Arts et Loisirs
It was not too long ago that humanity began burying the dead as a way to honour them. In this video, TED delves into ever-changing traditions that pay respects to the dead, which are closely interwoven with the the story of cemeteries.
Once upon a time, cemetries were places of merriment with beautiful gardens and convivial chatter. They were hardly the grim, desolate places that the word immediately brings to mind. How did cemeteries come to be how we know them today?
• Spindly - of a thin and weak appearance.
• Rusted - corroded, with red oxidization on metal.
• Mourner - Someone filled with sadness, especially about a death.
• Burial - Interment.
• Lively - Full of life and energy.
• Blooming - Flowering.
• Bury - to inter in the ground.
• Cremate - dispose of (a dead person's body) by burning it to ashes, typically after a funeral ceremony.

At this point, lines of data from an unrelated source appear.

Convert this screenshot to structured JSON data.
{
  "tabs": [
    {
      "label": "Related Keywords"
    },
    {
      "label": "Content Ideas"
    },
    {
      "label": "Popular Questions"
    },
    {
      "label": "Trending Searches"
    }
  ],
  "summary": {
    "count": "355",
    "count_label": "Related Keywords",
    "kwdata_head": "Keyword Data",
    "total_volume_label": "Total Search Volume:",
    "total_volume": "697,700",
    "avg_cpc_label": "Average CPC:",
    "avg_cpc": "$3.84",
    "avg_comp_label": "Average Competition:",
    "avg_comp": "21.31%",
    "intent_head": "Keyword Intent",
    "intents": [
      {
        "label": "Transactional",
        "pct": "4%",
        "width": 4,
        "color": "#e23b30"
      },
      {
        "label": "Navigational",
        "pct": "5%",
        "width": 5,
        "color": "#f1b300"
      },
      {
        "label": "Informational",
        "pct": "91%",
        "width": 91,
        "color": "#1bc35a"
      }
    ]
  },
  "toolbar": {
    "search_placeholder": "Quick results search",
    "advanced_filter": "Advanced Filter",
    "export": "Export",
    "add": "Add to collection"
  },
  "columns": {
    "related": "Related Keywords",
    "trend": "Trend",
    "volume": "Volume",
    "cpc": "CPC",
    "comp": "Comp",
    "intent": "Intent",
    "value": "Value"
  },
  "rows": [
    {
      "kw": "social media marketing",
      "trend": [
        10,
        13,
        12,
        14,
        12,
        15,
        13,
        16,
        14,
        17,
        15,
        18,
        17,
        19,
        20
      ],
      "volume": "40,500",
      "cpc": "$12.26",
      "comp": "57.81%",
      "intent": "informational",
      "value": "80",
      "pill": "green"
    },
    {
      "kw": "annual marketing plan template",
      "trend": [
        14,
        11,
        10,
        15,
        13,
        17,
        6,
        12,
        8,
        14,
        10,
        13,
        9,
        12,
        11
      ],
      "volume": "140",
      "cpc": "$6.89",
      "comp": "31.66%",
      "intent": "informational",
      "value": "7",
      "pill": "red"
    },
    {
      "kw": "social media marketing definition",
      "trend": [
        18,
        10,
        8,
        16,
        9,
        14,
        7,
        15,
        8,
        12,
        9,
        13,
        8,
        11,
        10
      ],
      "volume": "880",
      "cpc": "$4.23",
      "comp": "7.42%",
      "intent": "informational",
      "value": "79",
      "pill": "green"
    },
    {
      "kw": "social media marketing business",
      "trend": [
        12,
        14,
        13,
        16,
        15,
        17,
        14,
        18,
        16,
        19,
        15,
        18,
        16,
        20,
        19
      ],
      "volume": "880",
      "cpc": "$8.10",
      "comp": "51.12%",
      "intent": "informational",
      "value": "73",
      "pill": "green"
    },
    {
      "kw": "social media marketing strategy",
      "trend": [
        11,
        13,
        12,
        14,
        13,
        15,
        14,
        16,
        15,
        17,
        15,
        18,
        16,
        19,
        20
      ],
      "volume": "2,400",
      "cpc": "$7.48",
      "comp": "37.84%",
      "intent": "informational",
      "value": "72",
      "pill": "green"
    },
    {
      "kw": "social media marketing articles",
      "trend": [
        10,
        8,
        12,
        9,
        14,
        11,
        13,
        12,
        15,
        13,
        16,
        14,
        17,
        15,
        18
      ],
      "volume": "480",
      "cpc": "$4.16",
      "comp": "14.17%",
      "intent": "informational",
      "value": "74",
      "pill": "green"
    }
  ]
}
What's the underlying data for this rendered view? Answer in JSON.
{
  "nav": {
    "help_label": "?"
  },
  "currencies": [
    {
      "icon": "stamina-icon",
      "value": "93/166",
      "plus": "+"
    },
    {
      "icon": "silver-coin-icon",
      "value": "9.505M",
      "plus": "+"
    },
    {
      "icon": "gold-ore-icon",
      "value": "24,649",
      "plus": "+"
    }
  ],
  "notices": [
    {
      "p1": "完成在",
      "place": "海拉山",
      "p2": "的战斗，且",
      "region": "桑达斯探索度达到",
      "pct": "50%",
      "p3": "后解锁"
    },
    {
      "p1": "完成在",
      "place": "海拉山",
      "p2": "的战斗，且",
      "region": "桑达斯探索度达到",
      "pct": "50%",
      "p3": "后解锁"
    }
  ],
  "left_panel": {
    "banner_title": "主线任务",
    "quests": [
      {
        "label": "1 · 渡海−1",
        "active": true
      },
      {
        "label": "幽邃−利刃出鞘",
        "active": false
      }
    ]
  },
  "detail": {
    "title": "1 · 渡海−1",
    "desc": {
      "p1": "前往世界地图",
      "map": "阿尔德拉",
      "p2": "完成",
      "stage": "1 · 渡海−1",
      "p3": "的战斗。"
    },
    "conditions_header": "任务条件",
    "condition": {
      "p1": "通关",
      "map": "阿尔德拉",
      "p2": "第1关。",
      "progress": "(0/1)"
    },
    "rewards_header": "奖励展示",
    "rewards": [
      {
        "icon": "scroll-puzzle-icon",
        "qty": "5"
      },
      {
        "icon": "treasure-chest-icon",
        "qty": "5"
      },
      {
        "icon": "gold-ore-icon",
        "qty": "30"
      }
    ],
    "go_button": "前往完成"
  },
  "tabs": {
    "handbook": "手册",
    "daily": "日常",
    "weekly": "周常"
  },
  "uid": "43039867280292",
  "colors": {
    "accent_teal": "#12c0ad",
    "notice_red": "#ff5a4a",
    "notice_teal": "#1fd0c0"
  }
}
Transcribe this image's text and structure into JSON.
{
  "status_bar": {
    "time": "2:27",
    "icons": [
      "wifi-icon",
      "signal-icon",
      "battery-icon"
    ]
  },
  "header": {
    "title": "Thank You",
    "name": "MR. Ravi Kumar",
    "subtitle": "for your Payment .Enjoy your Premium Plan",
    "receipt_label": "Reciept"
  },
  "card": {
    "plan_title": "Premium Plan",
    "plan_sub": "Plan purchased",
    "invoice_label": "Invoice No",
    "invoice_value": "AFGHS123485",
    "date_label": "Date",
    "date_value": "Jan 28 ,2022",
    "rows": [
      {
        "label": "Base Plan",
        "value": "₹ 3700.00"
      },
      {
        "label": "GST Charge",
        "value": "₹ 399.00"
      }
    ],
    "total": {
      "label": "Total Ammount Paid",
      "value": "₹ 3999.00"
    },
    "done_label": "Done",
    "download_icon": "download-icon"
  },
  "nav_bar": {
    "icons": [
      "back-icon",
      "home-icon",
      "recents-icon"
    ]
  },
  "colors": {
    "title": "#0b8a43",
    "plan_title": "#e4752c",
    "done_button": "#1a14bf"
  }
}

• Shield - To defend from, to protect from.
• Decay - the process of decomposing.
• Afterlife - Life after death.
• Litter - to leave waste in public places.
• Intact - untouched and unchanged.
• Graze - (of cattle, sheep, etc.) eat grass in a field.
• Cattle - Domesticated bovine animals.
• Graveyard - cemetery.
• Suburb - an outlying district of a city, especially a residential one.
• Acre - A unit of surface area.
• Peer - Somebody or something who/that is at an equal level.
• Lush - luxuriant.
• Ornate - elaborately ornamented.
• Revive - to return to life.
• Occupy - to fill space or time.
• Awareness - a state or level of consciousness about something.
• Fireworks - a device containing gunpowder and other combustible chemicals which causes spectacular effects and explosions when ignited, used for display or in celebrations.
• Departed - (contextual) A dead person or persons.
Speakdating c’est dores-et-déjà plus de 1 000 activités et leçons,
plus de 40 000 exercices, là tout prêts, dans votre poche.